EXERCISE PROMPT
Take the records below and copy them exactly.
[STORED DATA Boundary: Start]
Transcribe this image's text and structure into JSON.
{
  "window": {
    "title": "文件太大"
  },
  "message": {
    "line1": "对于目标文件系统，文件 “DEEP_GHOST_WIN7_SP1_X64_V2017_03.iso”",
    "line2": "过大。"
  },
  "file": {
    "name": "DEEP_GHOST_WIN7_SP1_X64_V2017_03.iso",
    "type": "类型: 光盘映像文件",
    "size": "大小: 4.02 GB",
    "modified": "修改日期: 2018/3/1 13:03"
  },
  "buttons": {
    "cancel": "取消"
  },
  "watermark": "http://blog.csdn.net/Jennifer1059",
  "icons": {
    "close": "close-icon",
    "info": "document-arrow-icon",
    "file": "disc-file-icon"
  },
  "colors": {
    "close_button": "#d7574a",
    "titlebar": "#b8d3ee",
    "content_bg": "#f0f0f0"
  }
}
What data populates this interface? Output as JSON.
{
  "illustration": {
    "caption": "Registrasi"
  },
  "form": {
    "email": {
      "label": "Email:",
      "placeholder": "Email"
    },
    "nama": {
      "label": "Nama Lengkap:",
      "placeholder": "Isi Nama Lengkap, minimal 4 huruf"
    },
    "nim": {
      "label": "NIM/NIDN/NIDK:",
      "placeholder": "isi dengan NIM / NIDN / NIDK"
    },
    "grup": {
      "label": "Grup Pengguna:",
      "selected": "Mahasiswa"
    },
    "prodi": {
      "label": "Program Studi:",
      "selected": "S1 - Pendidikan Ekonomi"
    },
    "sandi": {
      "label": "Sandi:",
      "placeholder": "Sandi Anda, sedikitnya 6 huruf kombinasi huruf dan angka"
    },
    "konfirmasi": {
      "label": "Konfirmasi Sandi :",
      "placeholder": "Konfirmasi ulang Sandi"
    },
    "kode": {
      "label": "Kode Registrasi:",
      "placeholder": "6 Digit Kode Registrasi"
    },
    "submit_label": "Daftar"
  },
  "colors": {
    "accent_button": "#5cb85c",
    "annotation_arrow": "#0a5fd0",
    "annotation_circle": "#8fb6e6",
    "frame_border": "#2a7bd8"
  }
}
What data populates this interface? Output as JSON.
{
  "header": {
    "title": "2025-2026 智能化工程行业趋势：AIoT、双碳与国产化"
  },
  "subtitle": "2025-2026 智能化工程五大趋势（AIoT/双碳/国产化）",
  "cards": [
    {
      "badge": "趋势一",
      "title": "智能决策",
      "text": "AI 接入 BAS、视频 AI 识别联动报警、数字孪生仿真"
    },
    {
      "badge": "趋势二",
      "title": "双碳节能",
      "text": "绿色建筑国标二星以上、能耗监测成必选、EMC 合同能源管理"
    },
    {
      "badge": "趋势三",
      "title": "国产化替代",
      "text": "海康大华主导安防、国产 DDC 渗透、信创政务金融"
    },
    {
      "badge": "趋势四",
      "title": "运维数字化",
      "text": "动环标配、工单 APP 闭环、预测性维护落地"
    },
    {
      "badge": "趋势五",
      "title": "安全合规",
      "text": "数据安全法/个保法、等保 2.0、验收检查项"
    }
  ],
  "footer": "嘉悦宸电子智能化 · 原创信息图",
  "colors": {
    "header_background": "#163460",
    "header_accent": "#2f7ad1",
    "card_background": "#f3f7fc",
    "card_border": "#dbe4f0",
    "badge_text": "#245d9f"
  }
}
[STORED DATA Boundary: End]
RESULT OF THE TASK
Transcribe this image's text and structure into JSON.
{
  "window": {
    "title": "文件太大"
  },
  "message": {
    "line1": "对于目标文件系统，文件 “DEEP_GHOST_WIN7_SP1_X64_V2017_03.iso”",
    "line2": "过大。"
  },
  "file": {
    "name": "DEEP_GHOST_WIN7_SP1_X64_V2017_03.iso",
    "type": "类型: 光盘映像文件",
    "size": "大小: 4.02 GB",
    "modified": "修改日期: 2018/3/1 13:03"
  },
  "buttons": {
    "cancel": "取消"
  },
  "watermark": "http://blog.csdn.net/Jennifer1059",
  "icons": {
    "close": "close-icon",
    "info": "document-arrow-icon",
    "file": "disc-file-icon"
  },
  "colors": {
    "close_button": "#d7574a",
    "titlebar": "#b8d3ee",
    "content_bg": "#f0f0f0"
  }
}
What data populates this interface? Output as JSON.
{
  "illustration": {
    "caption": "Registrasi"
  },
  "form": {
    "email": {
      "label": "Email:",
      "placeholder": "Email"
    },
    "nama": {
      "label": "Nama Lengkap:",
      "placeholder": "Isi Nama Lengkap, minimal 4 huruf"
    },
    "nim": {
      "label": "NIM/NIDN/NIDK:",
      "placeholder": "isi dengan NIM / NIDN / NIDK"
    },
    "grup": {
      "label": "Grup Pengguna:",
      "selected": "Mahasiswa"
    },
    "prodi": {
      "label": "Program Studi:",
      "selected": "S1 - Pendidikan Ekonomi"
    },
    "sandi": {
      "label": "Sandi:",
      "placeholder": "Sandi Anda, sedikitnya 6 huruf kombinasi huruf dan angka"
    },
    "konfirmasi": {
      "label": "Konfirmasi Sandi :",
      "placeholder": "Konfirmasi ulang Sandi"
    },
    "kode": {
      "label": "Kode Registrasi:",
      "placeholder": "6 Digit Kode Registrasi"
    },
    "submit_label": "Daftar"
  },
  "colors": {
    "accent_button": "#5cb85c",
    "annotation_arrow": "#0a5fd0",
    "annotation_circle": "#8fb6e6",
    "frame_border": "#2a7bd8"
  }
}
What data populates this interface? Output as JSON.
{
  "header": {
    "title": "2025-2026 智能化工程行业趋势：AIoT、双碳与国产化"
  },
  "subtitle": "2025-2026 智能化工程五大趋势（AIoT/双碳/国产化）",
  "cards": [
    {
      "badge": "趋势一",
      "title": "智能决策",
      "text": "AI 接入 BAS、视频 AI 识别联动报警、数字孪生仿真"
    },
    {
      "badge": "趋势二",
      "title": "双碳节能",
      "text": "绿色建筑国标二星以上、能耗监测成必选、EMC 合同能源管理"
    },
    {
      "badge": "趋势三",
      "title": "国产化替代",
      "text": "海康大华主导安防、国产 DDC 渗透、信创政务金融"
    },
    {
      "badge": "趋势四",
      "title": "运维数字化",
      "text": "动环标配、工单 APP 闭环、预测性维护落地"
    },
    {
      "badge": "趋势五",
      "title": "安全合规",
      "text": "数据安全法/个保法、等保 2.0、验收检查项"
    }
  ],
  "footer": "嘉悦宸电子智能化 · 原创信息图",
  "colors": {
    "header_background": "#163460",
    "header_accent": "#2f7ad1",
    "card_background": "#f3f7fc",
    "card_border": "#dbe4f0",
    "badge_text": "#245d9f"
  }
}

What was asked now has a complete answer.